PwC’s Global Corporate Treasury Survey 2014
The Evolution of Treasury: From Department to Enterprise-Wide Process
by Bas Rebel, Senior Director, Corporate Treasury Solutions, PwC Netherlands and Nick Axton, Senior Manager, Corporate Treasury Solutions, PwC UK
The role and responsibilities of treasury beyond the departmental wall have been transformed since the financial crisis. The crisis gave textbook concepts like counterparty, systemic and liquidity risk a real face and put them – and therefore the critical role of treasury – into the spotlight.
The direct crisis management actions that treasurers took in the months after the crisis have now been replaced with a focus on long-term solutions, transforming the treasurers’ role further.

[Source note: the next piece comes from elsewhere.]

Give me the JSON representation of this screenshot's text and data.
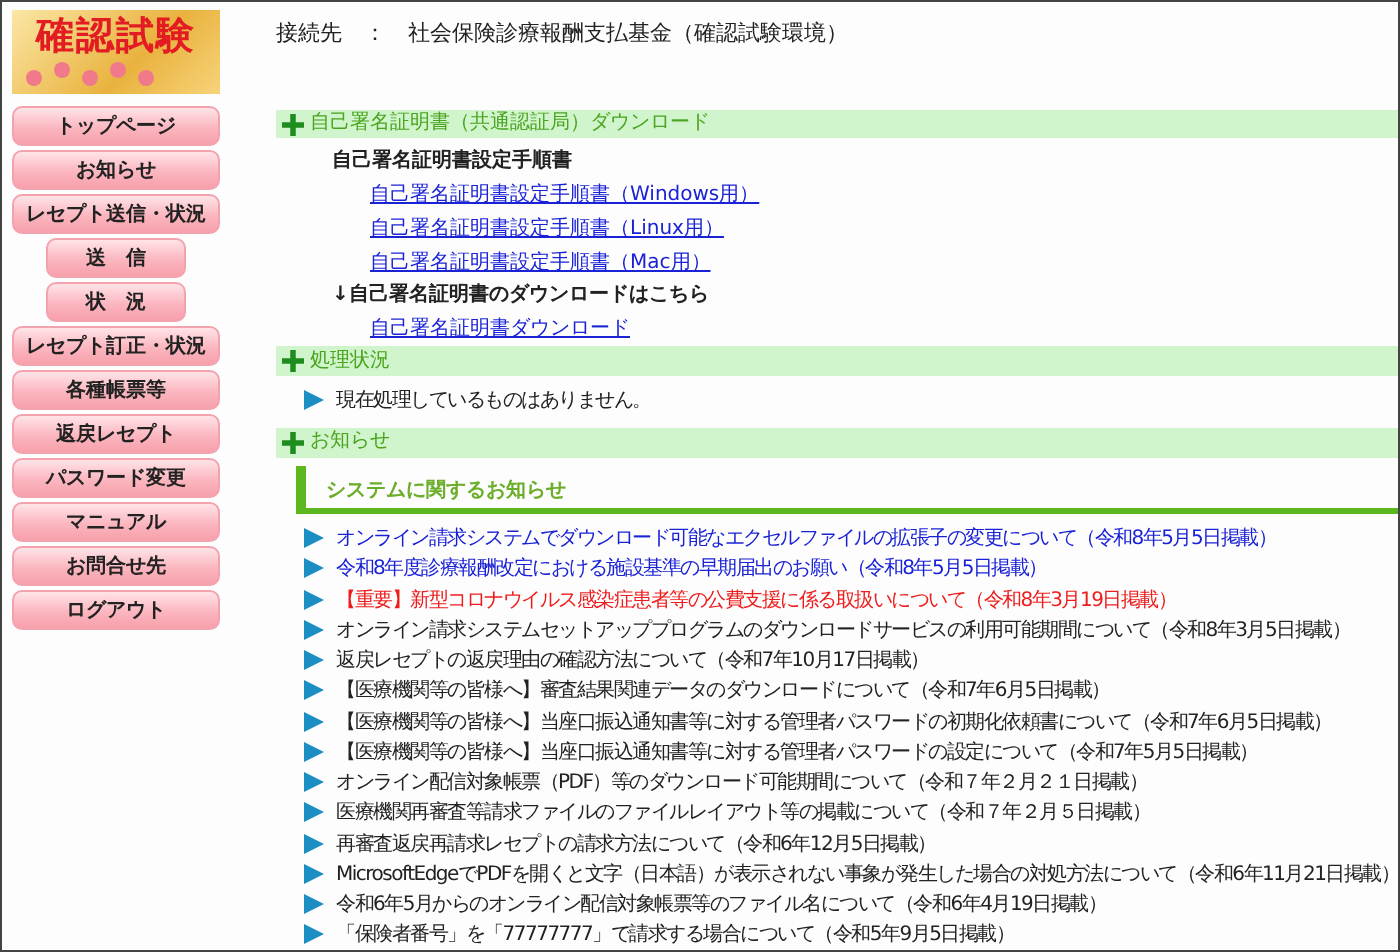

Treasurers are taking on more responsibility through effective business partnering outside their department, and many now have a role in working capital management, operational payment processing and commodity risk management. We now see treasurers exploring their expanding role in core business, both centrally and regionally, and thinking about its implications.

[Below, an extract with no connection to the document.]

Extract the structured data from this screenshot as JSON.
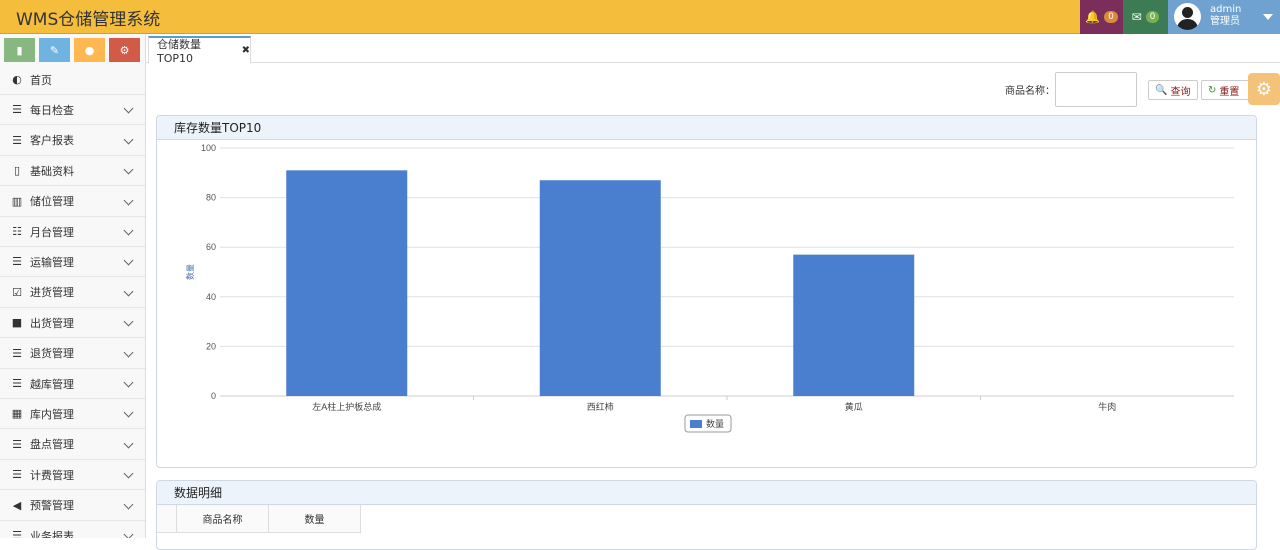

This summer, we conducted an in-depth survey with 110 treasury teams around the world. The results show a sharp contrast to our last survey in 2010 and clearly illustrate the impact of the aftermath of the 2008 financial crisis and how it has changed treasury for years to come. While our survey in 2010 highlighted that many treasurers were still dealing with the crisis itself, we now see treasurers working on sustainable solutions emerging from the stepped up demands and constraints set directly or indirectly by internal and external stakeholders (Figure 1).
Arguably, the biggest claim on today’s treasury agenda is made by senior management. We live in a more risky and volatile world and senior management is held more accountable than ever by shareholders and society for the profitability, ethics and sustainability of their companies. As a result, they demand more frequent, detailed, flexible and accurate information on cash, cash-flow and financial exposures from treasury to support decision making and stakeholder management. This places pressure on the treasurer to free up resource, build capabilities and use systems to enable efficient processing.

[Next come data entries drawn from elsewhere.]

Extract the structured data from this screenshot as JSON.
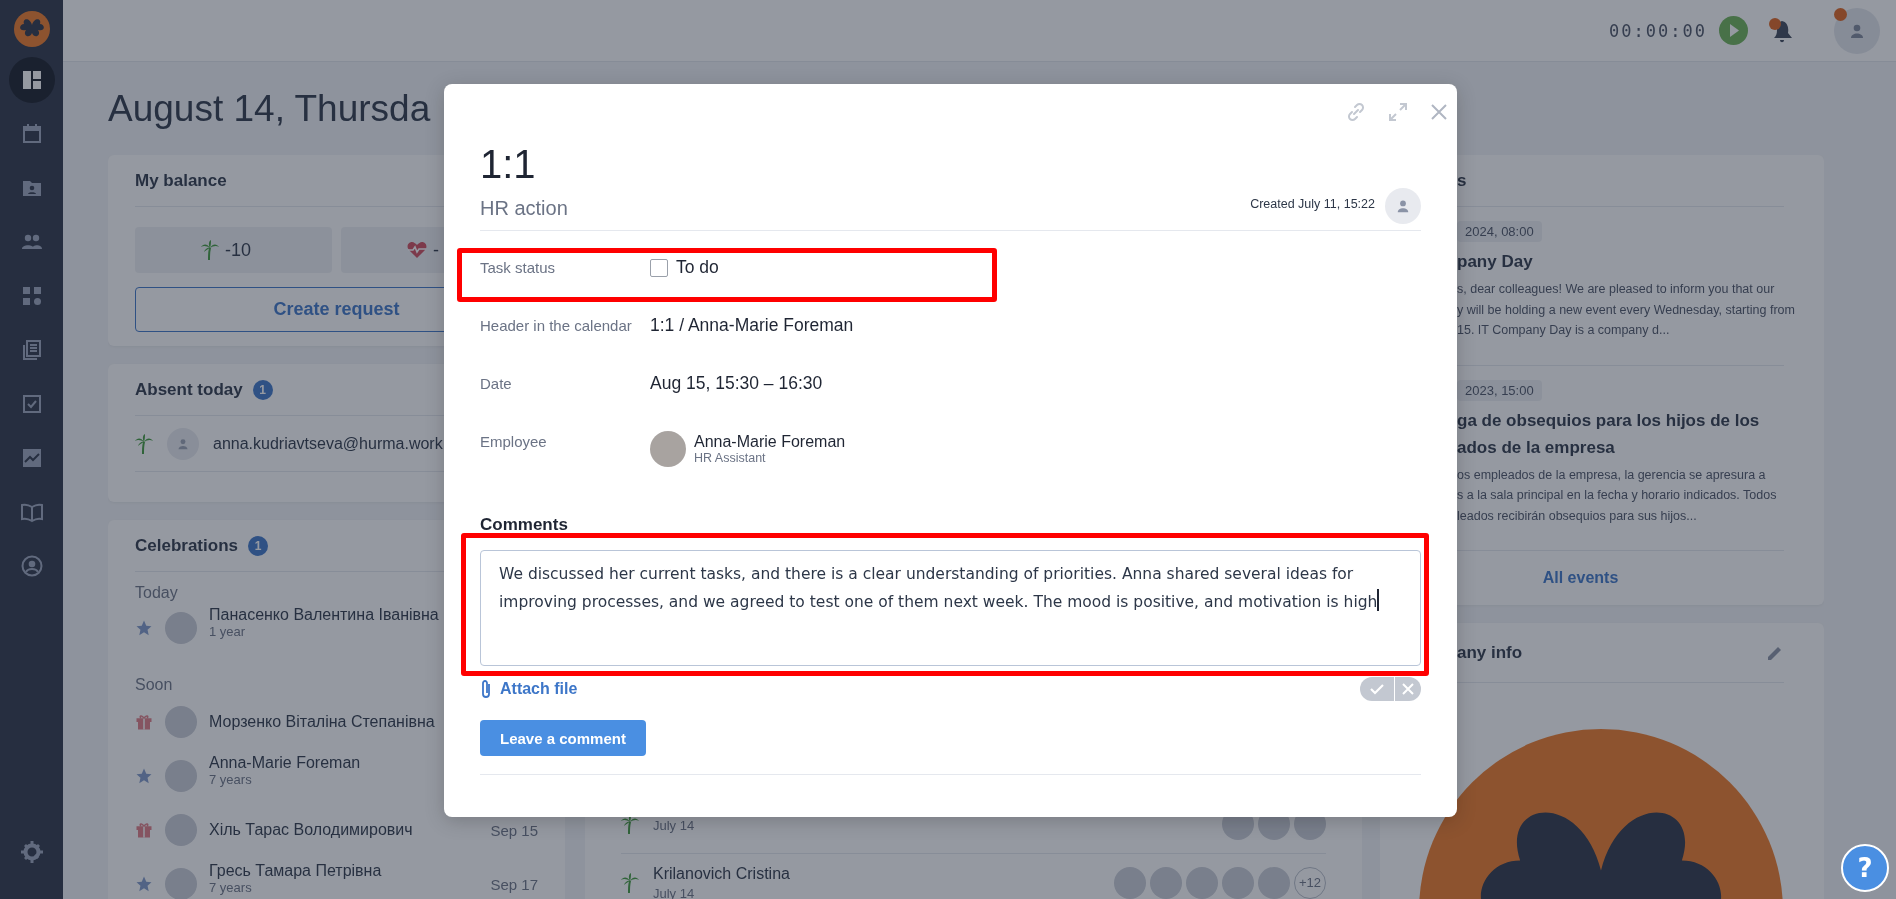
{
  "sidebar": {
    "items": [
      {
        "kind": "dashboard",
        "selected": true
      },
      {
        "kind": "calendar",
        "selected": false
      },
      {
        "kind": "profile",
        "selected": false
      },
      {
        "kind": "team",
        "selected": false
      },
      {
        "kind": "structure",
        "selected": false
      },
      {
        "kind": "documents",
        "selected": false
      },
      {
        "kind": "tasks",
        "selected": false
      },
      {
        "kind": "analytics",
        "selected": false
      },
      {
        "kind": "knowledge",
        "selected": false
      },
      {
        "kind": "account",
        "selected": false
      },
      {
        "kind": "settings",
        "selected": false
      }
    ]
  },
  "topbar": {
    "timer": "00:00:00",
    "notifications": {
      "unread": true
    },
    "profile": {
      "unread": true
    }
  },
  "page_title": "August 14, Thursda",
  "balance": {
    "title": "My balance",
    "chips": [
      {
        "kind": "vacation",
        "value": "-10"
      },
      {
        "kind": "sick",
        "value": "-"
      }
    ],
    "button": "Create request"
  },
  "absent": {
    "title": "Absent today",
    "count": "1",
    "people": [
      {
        "kind": "vacation",
        "email": "anna.kudriavtseva@hurma.work"
      }
    ]
  },
  "celebrations": {
    "title": "Celebrations",
    "count": "1",
    "groups": [
      {
        "label": "Today",
        "people": [
          {
            "kind": "anniversary",
            "name": "Панасенко Валентина Іванівна",
            "detail": "1 year"
          }
        ]
      },
      {
        "label": "Soon",
        "people": [
          {
            "kind": "birthday",
            "name": "Морзенко Віталіна Степанівна"
          },
          {
            "kind": "anniversary",
            "name": "Anna-Marie Foreman",
            "detail": "7 years"
          },
          {
            "kind": "birthday",
            "name": "Хіль Тарас Володимирович",
            "date": "Sep 15"
          },
          {
            "kind": "anniversary",
            "name": "Гресь Тамара Петрівна",
            "detail": "7 years",
            "date": "Sep 17"
          }
        ]
      }
    ]
  },
  "activity": {
    "rows": [
      {
        "kind": "vacation",
        "date": "July 14"
      },
      {
        "kind": "vacation",
        "name": "Krilanovich Cristina",
        "date": "July 14",
        "more": "+12"
      }
    ]
  },
  "events": {
    "title": "s",
    "items": [
      {
        "date": "2024, 08:00",
        "title": [
          "pany Day"
        ],
        "body": [
          "s, dear colleagues! We are pleased to inform you that our",
          "y will be holding a new event every Wednesday, starting from",
          "15. IT Company Day is a company d..."
        ]
      },
      {
        "date": "2023, 15:00",
        "title": [
          "ga de obsequios para los hijos de los",
          "ados de la empresa"
        ],
        "body": [
          "os empleados de la empresa, la gerencia se apresura a",
          "s a la sala principal en la fecha y horario indicados. Todos",
          "leados recibirán obsequios para sus hijos..."
        ]
      }
    ],
    "link": "All events"
  },
  "company": {
    "title": "any info"
  },
  "modal": {
    "title": "1:1",
    "subtitle": "HR action",
    "created": "Created July 11, 15:22",
    "fields": [
      {
        "kind": "checkbox",
        "label": "Task status",
        "value": "To do",
        "checked": false,
        "highlighted": true
      },
      {
        "kind": "text",
        "label": "Header in the calendar",
        "value": "1:1 / Anna-Marie Foreman",
        "highlighted": false
      },
      {
        "kind": "text",
        "label": "Date",
        "value": "Aug 15, 15:30 – 16:30",
        "highlighted": false
      },
      {
        "kind": "person",
        "label": "Employee",
        "name": "Anna-Marie Foreman",
        "role": "HR Assistant",
        "highlighted": false
      }
    ],
    "comments": {
      "label": "Comments",
      "value": "We discussed her current tasks, and there is a clear understanding of priorities. Anna shared several ideas for improving processes, and we agreed to test one of them next week. The mood is positive, and motivation is high",
      "highlighted": true,
      "attach": "Attach file",
      "submit": "Leave a comment"
    }
  },
  "help": {
    "label": "?"
  }
}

Senior management is also pruning the company’s business portfolios and requires treasury to be able to easily integrate new business and carve out existing business. As a result, treasury teams need to be agile and adapt to new demands, often in new or unknown markets.
C-level typically has a relative higher priority on non-traditional treasury topics than treasurers (Figure 2). Tax issues, working capital management and commodities rank higher with the CFO than with the treasurer but may point to specific roles and responsibilities.